7 Elements of a Successful Brand Style Guide

As your business becomes better known in the marketplace, it's important to maintain consistent branding. You can make sure your brand is always properly represented both internally and externally by creating a style guide.

So, exactly what is a style guide? It's a set of standards for the look and voice associated with your brand. It ensures consistency across your organization — no matter how large or small — and presents a clean, unified image to your market.

Putting together a brand guide doesn't have to be difficult. Here are seven elements to consider as you develop your own.

1. Business mission or essence.
Your style guide should start with a description of the essence of the business. What is it, and what does it stand for? How does it look and feel? One way to convey this is to come up with keywords that help convey that essence in a clear, crisp, visual way. For example, you might describe your brand as "modern, friendly and a trusted advisor." But be sure to be honest and explain what your business is about in clear language that's easy to understand.

2. Logo.
Your logo design is the visual heart of your company's brand identity. It establishes everything from your color choices to the overall feel of the brand. Your style guide should include several versions of your logo in different sizes and file formats, as well as any guidelines dictating how and where the logo may be used.

3. Logo limitations.
Brand style guides usually include restrictions on what can be done with the logo. Things to think about include changing the color, stretching the logo, changing its size, using the logo with specific background colors or cropping the file. Be clear on which modifications are allowed and which ones violate brand guidelines.

4. Fonts.
A brand style guide outlines which fonts and sizes are considered the company standard. Sometimes multiple options are given, and, in some cases, there may be different fonts for print and electronic applications.

5. Copy/voice.
This guideline is helpful for any copywriters or marketing professionals working with your brand.

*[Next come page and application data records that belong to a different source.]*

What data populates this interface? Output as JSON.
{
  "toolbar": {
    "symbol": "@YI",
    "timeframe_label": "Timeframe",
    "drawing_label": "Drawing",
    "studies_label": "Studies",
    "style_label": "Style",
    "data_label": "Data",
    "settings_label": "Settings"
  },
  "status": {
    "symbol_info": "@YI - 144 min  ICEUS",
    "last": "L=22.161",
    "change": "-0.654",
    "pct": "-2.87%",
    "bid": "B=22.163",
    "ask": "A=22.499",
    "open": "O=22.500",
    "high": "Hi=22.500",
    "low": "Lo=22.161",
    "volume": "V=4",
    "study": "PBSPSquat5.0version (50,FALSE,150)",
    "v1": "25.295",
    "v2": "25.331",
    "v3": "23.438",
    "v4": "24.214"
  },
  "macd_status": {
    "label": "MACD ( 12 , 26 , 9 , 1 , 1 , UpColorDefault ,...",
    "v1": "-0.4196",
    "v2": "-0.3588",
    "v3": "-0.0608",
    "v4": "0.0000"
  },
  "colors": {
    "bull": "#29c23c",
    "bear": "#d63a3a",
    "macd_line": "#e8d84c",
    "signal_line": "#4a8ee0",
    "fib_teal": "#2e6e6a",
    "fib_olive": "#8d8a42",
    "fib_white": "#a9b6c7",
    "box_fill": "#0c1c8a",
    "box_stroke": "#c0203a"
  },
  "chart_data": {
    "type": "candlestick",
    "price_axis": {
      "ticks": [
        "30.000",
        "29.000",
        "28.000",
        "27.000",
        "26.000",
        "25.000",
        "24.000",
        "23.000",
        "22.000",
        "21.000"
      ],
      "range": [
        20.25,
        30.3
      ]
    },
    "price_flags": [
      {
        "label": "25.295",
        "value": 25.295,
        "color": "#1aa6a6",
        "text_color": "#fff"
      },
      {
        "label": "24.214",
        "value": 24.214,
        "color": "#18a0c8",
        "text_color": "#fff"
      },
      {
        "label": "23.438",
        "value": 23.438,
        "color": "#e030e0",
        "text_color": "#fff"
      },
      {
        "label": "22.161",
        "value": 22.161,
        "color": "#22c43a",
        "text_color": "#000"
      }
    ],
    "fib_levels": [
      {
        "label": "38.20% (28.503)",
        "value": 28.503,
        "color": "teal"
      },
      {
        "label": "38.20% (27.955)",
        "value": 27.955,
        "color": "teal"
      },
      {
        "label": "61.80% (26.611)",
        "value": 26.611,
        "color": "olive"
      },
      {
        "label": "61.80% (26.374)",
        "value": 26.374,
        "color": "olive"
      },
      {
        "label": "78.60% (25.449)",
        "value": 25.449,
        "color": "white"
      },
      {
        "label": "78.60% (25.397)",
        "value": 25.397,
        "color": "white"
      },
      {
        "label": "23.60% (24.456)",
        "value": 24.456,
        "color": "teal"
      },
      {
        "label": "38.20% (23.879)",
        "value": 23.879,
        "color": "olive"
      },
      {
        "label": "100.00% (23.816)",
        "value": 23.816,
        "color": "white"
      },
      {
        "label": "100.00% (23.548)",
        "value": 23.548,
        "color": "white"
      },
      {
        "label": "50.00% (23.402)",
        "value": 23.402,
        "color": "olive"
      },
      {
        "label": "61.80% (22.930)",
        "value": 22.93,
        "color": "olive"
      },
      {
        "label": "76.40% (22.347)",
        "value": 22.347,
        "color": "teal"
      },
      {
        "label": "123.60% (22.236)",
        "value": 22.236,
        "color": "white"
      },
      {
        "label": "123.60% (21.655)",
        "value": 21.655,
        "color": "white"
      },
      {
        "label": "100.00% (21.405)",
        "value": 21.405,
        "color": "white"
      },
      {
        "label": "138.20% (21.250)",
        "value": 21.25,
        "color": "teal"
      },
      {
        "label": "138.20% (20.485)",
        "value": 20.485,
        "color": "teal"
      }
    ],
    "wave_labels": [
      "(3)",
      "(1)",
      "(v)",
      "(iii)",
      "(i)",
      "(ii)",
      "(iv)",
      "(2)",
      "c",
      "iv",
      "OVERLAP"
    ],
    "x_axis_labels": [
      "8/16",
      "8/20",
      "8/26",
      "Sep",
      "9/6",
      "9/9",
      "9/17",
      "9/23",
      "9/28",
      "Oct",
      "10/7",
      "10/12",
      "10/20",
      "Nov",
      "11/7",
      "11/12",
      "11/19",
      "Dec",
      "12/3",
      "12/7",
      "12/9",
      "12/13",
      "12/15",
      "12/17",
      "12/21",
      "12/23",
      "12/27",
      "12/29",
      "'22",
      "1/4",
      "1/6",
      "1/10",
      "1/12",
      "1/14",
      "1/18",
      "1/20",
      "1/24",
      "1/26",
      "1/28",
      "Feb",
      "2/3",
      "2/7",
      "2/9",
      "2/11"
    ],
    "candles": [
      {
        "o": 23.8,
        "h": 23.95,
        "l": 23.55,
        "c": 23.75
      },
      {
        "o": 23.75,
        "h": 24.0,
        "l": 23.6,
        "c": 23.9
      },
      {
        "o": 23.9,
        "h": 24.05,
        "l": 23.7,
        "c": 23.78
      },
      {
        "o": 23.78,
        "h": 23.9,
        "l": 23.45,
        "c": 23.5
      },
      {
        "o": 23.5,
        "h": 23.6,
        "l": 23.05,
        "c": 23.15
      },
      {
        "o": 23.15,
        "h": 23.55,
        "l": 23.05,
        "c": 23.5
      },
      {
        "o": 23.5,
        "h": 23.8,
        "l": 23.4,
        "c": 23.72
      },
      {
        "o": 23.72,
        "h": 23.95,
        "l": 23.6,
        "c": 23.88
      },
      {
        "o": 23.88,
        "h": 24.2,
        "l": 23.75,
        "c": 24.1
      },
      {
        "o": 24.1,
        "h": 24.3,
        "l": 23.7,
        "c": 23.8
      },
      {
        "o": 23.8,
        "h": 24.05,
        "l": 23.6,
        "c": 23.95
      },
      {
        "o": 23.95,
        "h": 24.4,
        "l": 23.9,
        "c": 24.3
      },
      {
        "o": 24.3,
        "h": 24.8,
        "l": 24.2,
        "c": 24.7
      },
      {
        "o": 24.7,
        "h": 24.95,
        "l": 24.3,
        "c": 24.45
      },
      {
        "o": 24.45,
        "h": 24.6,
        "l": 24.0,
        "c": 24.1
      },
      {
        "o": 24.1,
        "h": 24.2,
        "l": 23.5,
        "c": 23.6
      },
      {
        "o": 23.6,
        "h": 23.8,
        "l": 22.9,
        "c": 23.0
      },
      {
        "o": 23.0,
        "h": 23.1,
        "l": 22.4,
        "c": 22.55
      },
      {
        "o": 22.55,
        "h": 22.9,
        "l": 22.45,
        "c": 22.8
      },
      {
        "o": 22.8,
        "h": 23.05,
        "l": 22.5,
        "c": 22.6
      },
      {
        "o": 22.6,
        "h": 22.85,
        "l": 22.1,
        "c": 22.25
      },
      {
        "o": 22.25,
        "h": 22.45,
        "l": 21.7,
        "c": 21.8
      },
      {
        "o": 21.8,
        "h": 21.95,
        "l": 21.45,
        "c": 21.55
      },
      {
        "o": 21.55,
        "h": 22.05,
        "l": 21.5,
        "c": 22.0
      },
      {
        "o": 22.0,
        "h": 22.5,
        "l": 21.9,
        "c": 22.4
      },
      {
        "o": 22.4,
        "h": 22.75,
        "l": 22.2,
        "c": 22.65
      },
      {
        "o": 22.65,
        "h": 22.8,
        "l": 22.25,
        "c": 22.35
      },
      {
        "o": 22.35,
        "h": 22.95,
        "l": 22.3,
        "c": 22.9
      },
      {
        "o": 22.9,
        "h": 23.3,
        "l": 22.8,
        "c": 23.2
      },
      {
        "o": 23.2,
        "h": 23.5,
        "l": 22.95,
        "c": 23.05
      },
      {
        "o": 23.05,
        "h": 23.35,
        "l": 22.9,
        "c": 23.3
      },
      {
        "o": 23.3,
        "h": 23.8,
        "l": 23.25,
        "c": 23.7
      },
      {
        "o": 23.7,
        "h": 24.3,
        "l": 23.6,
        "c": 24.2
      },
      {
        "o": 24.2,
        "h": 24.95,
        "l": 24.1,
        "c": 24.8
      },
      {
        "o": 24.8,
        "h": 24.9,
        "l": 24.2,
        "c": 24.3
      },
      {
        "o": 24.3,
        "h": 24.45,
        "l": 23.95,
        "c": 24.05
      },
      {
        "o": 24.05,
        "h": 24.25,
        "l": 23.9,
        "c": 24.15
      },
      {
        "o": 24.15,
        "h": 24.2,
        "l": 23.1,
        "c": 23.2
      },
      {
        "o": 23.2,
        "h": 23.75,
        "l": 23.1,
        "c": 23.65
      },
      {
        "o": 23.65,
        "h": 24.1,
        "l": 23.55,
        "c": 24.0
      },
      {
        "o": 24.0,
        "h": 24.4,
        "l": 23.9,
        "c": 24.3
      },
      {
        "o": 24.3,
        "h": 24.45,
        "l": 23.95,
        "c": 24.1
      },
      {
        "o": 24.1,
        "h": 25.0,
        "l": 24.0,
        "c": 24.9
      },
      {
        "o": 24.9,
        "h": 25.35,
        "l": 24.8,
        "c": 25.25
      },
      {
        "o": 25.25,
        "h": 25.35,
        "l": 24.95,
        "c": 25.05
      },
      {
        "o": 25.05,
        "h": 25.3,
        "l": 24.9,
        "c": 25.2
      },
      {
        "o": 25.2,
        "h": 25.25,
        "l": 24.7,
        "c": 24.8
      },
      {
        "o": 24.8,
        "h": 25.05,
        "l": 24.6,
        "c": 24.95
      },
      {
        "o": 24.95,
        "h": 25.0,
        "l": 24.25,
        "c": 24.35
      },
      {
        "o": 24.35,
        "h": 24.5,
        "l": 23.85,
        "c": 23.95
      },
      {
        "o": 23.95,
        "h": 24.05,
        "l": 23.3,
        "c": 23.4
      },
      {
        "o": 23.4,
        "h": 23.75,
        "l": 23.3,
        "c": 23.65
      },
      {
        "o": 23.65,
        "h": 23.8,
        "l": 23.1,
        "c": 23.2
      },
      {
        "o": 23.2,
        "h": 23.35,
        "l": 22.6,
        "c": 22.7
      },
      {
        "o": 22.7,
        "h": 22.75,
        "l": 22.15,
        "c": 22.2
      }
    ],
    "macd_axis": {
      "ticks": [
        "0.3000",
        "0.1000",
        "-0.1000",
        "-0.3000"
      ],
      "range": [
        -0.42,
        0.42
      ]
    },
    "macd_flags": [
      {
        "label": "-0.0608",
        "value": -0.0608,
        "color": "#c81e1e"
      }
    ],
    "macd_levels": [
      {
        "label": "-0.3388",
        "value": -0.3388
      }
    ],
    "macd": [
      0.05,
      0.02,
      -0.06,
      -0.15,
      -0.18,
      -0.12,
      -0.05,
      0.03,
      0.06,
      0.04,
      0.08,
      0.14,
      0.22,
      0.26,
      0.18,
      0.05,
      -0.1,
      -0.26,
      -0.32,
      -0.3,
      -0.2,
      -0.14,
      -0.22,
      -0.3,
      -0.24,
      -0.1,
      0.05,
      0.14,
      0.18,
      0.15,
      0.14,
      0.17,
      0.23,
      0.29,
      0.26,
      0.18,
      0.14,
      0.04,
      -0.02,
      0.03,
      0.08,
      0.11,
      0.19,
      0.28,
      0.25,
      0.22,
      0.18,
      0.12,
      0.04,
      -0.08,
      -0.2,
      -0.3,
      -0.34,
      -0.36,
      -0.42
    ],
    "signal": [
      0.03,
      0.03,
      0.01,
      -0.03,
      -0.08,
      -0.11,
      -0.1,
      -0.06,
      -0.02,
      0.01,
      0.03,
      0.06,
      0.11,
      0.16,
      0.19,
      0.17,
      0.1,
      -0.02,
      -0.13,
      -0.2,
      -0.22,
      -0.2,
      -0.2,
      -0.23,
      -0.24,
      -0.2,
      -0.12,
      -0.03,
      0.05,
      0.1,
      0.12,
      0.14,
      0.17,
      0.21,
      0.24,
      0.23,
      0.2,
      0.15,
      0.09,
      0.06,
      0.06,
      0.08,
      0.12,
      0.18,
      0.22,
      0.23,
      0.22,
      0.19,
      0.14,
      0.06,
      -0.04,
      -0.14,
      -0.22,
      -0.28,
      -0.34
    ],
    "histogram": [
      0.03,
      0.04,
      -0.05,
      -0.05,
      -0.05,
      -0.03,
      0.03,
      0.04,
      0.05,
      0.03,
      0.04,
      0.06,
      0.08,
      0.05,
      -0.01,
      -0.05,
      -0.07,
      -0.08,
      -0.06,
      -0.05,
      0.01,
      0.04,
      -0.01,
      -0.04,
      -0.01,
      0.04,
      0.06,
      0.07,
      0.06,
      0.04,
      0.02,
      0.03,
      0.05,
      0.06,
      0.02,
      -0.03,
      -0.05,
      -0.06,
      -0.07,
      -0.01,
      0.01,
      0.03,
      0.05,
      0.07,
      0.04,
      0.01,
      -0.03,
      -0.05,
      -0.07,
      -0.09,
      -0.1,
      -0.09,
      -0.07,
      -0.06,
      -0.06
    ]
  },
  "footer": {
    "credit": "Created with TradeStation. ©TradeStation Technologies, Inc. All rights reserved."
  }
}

For example, a financial institution might describe its brand as "extremely formal and conservative with data-heavy copy and an academic tone." This is very different from a small business that describes itself as "a downhome brand that uses simple sentences, storytelling and country language to appeal to a rural lifestyle audience." Take the time to clarify the tone and voice of your brand copy.

6. Colors.
Brands typically have an associated color palette. These may be general ("Our colors are green and gold.") or more specific referring to standard RGB color numbers for online applications or PMS ink colors for print use. Certain colors may also be limited or prohibited ("We never use the color white in any of our materials, either as background, font color or imagery.")

7. Images.
Are there certain types of imagery that fit with your brand style? For example, if your business does work primarily in urban areas, you may want to limit the use of images of rural or suburban landscapes. Or you may want to limit (or encourage) the use of stock photography. Just be sure to provide clear guidelines to simplify the selection of photos for your creative materials.

Developing a brand style guide is an important step to establishing the consistency of your brand. Over time, this consistency builds brand recognition among your target customers and enhances trust within the market. Once you've developed your brand guide, share the final version with all your employees and revisit the document annually to see if it needs revisions or updates.